Upgrading for better sound
I upgraded a 33 preamp by myself. The most difficult part was locating a screwdriver buried under all the stuff on my test bench. I went for the full upgrade: replacing the two main audio output boards, the tape board and the disc amplifier (for LPs) for a total of £156 U.K. David made sure my upgraded boards included optional, “maximum performance” OPA627AP opamps (miniature amplifier circuitry). The full pre-amp mod also requires a separate, external, plug-in AC power supply. David can suggest a U.S. alternative (120V) to the U.K. version (220V) he lists on his Website.
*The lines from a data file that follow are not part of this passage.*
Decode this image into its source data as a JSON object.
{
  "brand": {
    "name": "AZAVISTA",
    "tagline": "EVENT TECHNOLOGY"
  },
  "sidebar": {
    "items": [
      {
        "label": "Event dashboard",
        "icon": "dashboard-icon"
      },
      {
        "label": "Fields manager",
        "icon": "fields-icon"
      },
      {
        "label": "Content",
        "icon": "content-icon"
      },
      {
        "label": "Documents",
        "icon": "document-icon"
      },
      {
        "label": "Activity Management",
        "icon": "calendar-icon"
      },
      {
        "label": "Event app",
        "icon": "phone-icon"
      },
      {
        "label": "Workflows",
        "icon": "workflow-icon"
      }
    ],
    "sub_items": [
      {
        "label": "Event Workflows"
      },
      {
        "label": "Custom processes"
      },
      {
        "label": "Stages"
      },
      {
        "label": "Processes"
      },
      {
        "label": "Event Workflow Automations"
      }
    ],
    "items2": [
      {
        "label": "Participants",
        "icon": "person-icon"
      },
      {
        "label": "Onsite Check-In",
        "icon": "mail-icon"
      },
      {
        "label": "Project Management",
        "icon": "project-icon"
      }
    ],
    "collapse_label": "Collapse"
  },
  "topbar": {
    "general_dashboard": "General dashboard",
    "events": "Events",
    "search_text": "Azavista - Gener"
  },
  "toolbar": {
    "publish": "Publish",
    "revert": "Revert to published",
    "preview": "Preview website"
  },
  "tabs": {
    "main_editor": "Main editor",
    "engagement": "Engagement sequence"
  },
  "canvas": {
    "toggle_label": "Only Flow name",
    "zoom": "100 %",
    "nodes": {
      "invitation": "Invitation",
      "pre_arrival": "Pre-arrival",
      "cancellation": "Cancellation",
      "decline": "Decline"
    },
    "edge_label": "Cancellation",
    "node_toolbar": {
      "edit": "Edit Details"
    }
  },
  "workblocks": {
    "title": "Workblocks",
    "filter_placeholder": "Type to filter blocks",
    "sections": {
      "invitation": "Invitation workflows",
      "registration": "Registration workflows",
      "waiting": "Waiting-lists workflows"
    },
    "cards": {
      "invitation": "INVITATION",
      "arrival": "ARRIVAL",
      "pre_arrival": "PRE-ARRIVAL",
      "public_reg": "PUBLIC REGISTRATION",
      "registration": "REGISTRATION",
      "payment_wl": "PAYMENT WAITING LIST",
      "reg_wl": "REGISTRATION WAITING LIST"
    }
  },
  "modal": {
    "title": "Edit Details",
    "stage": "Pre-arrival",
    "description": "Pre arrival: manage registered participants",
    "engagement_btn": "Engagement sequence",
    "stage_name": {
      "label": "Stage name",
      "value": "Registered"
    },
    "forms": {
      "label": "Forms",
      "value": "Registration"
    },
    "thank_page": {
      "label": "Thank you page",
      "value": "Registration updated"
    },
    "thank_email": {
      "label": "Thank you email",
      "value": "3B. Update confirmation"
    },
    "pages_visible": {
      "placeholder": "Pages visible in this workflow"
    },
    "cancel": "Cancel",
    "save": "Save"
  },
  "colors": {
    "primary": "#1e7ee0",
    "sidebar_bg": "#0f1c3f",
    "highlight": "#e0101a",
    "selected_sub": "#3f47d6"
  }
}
Updating the 303 power amp was a different story. I changed one of my 303s with a Net Audio power supply board (£50 U.K.). It was easy. But, if you’ve ever seen me wielding a soldering iron you know I shouldn’t try tackling a big job. That’s why I sent my second 303 to Net Audio for a complete overhaul. He charges £220 U.K. plus shipping.
I wish I could invite all of you to hear how good my hi-fi sounds now. The Net Audio 33 preamp is just plain amazing. Clear, clean and accurate. David has actually improved upon what Quad created 40 years ago by bringing the circuitry into the 21st century. He was even able to get the old Quad’s disc circuitry to excel using a modern-day moving-coil cartridge (a Reson Aciore sounds fantastic). Overall, to my ears, David's new 33 is one of the best sounding preamplifiers I’ve ever auditioned.
I also spent a long time listening to both of the modified 303s. More about that in a minute. First, the power supply-only modded amp. That one had previously been brought up to spec by QS&D, Quad’s U.S. repair agents before I changed anything.
I was able to swap-out the original 303 power supply board for the Net Audio replacement. It required un-soldering four wires from the old board and re-soldered them to the new. (For the record, Robin supervised). Total upgrade time was less than five minutes.
The second amp I sent off to David. He performed all the upgraded as listed on his Website and sent it back. Total turnaround time was less than two weeks.
After many extended auditioning sessions I must report that both amps sound great. Different, but great. I agree with David that the simple power supply upgrade is probably the most essential to bring the 303’s sound up to date. The amp with this single board swap is probably one of the best audio bargains on the planet today. It improves upon the 303’s inherent musical qualities and creates an amazingly terrific sounding amp.
The fully modified 303 sounds even more up-to-date and modern. It greatly improves upon the 303’s high frequency reproduction while maintaining its other good qualities. After a few months of constant break-in and use, I can happily report that Net Audio’s modifications have been safe and, as far as I can tell, electronically stable.
Here is my recommendation: go for the full upgrade on the 33. As for the 303, without hesitation, you owe it to yourself to upgrade the power supply board. Do so now. It makes a huge difference. On the other hand, if you can afford it, the full upgrade will reward you with a detailed, terrific sounding amp.
The value of the dollar is low (when compared to the U.K. pound) so these upgrades are more expensive than they were when I first started on this quest. I figure I spent a little over $1,000 for the modified amplifiers, not including the cost of shipping, which is very reasonable in today's marketplace.
Any way you look at them, the Net Audio upgrades are a comparative bargain. Very, very highly recommended. And music to my ears.